New Operation Stack options set out by Highways England
Measures that will help improve the road network’s resilience when there are interruptions to services across the English Channel were set out by Highways England on15 November.
The steps include a fresh look at options for holding large numbers of lorries at a site near the M20, and an interim solution that would hold freight traffic on the M20 while keeping the motorway open in both directions for other vehicles.
They follow the Government’s announcement today that it has withdrawn its July 2016 decision to approve plans for a lorry area at Stanford West.
Highways England project director John Kerner said: “The disruption that people in Kent suffered in summer 2015 underlines the need for long term improvements to how traffic is managed when cross-channel services are interrupted.
“Improvements at the port, and changes we have made to traffic management on the A20 near Dover, have delivered real improvements and have also helped prevent Operation Stack from being implemented. Along with our partners we are better prepared than ever, but a better plan for dealing with more widespread disruption is still needed.
“Now that the Government has withdrawn the decision to build a lorry area at Stanford West, we have been asked by the Transport Secretary to immediately develop both an interim and a permanent solution to reduce the local traffic impacts if there is cross-channel disruption.
“Highways England is committed to delivering the Government’s aim of finding a solution that makes Operation Stack less disruptive for people and businesses in Kent, and the improvements we are taking forward will help to do just that.”
Highways England have developed a number of options that, while continuing to hold HGVs on the M20, would allow non-port traffic to continue to travel in both directions reducing the levels of traffic disruption seen in Operation Stack. This could, for example, be through holding HGVs in the centre of the motorway rather than on the coastbound carriageway. Different technologies ranging from steel barriers to movable barrier systems could be deployed to deliver these solutions.
A decision on the interim option being taken forward will be made in early 2018, with delivery complete by March 2019.
The Transport Secretary has also tasked Highways England with starting the process to develop a permanent alternative to Operation Stack, incorporating a lorry park, through the normal planning process, including a full Environmental Impact Assessment.

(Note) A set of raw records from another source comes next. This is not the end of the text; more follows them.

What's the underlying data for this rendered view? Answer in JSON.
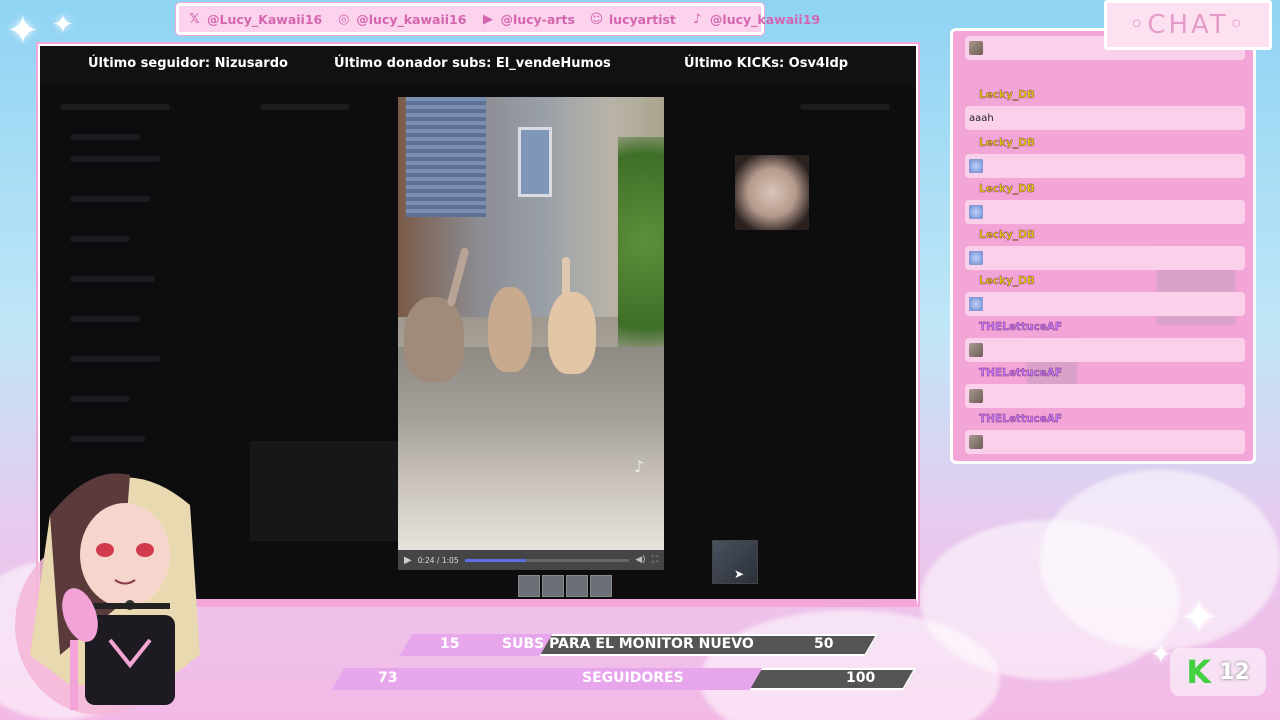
{
  "social": [
    {
      "icon": "x-icon",
      "glyph": "𝕏",
      "label": "@Lucy_Kawaii16"
    },
    {
      "icon": "instagram-icon",
      "glyph": "◎",
      "label": "@lucy_kawaii16"
    },
    {
      "icon": "youtube-icon",
      "glyph": "▶",
      "label": "@lucy-arts"
    },
    {
      "icon": "discord-icon",
      "glyph": "☺",
      "label": "lucyartist"
    },
    {
      "icon": "tiktok-icon",
      "glyph": "♪",
      "label": "@lucy_kawaii19"
    }
  ],
  "stats": {
    "last_follower": "Último seguidor: Nizusardo",
    "last_sub_donor": "Último donador subs: El_vendeHumos",
    "last_kicks": "Último KICKs: Osv4ldp"
  },
  "video": {
    "time": "0:24 / 1:05",
    "progress": 0.37
  },
  "chat": {
    "header": "◦CHAT◦",
    "messages": [
      {
        "user": "",
        "text": "",
        "emote": "hamster",
        "color": "yellow"
      },
      {
        "user": "Lecky_DB",
        "text": "aaah",
        "emote": "",
        "color": "yellow"
      },
      {
        "user": "Lecky_DB",
        "text": "",
        "emote": "blue",
        "color": "yellow"
      },
      {
        "user": "Lecky_DB",
        "text": "",
        "emote": "blue",
        "color": "yellow"
      },
      {
        "user": "Lecky_DB",
        "text": "",
        "emote": "blue",
        "color": "yellow"
      },
      {
        "user": "Lecky_DB",
        "text": "",
        "emote": "blue",
        "color": "yellow"
      },
      {
        "user": "THELettuceAF",
        "text": "",
        "emote": "hamster",
        "color": "purple"
      },
      {
        "user": "THELettuceAF",
        "text": "",
        "emote": "hamster",
        "color": "purple"
      },
      {
        "user": "THELettuceAF",
        "text": "",
        "emote": "hamster",
        "color": "purple"
      }
    ]
  },
  "goals": {
    "subs": {
      "current": "15",
      "label": "SUBS PARA EL MONITOR NUEVO",
      "target": "50",
      "progress": 0.3
    },
    "followers": {
      "current": "73",
      "label": "SEGUIDORES",
      "target": "100",
      "progress": 0.73
    }
  },
  "kick": {
    "letter": "K",
    "count": "12"
  },
  "colors": {
    "pink": "#f3a5d8",
    "light_pink": "#fbd0ea",
    "kick_green": "#43d142",
    "goal_fill": "#e7a6ec",
    "goal_empty": "#555555"
  }
}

Highways England is currently reviewing the scope, scale and location of potential solutions. The work will take into account changes since the original concept of the lorry park was promoted, in particular the UK’s exit from the European Union but also the need for ‘business as usual’ lorry parking in Kent. Specific investment decisions on both the longer-term and interim solutions will be subject to normal considerations of affordability and value for money. Highways England intends to consult on the options in early 2018 with a view to submitting a planning application in 2019.
The measures announced today build on significant progress that has been made in recent years.
Since the unprecedented deployment of Operation Stack in summer 2015, Highways England has installed new traffic lights and lane control at the end of the A20 dual carriageway on approach to Dover. The arrangements, known as Dover TAP, have helped to prevent Operation Stack being called on at least six occasions. Improvements to holding capacity made in the Port of Dover and at Eurotunnel’s Folkestone terminal have also had a positive effect.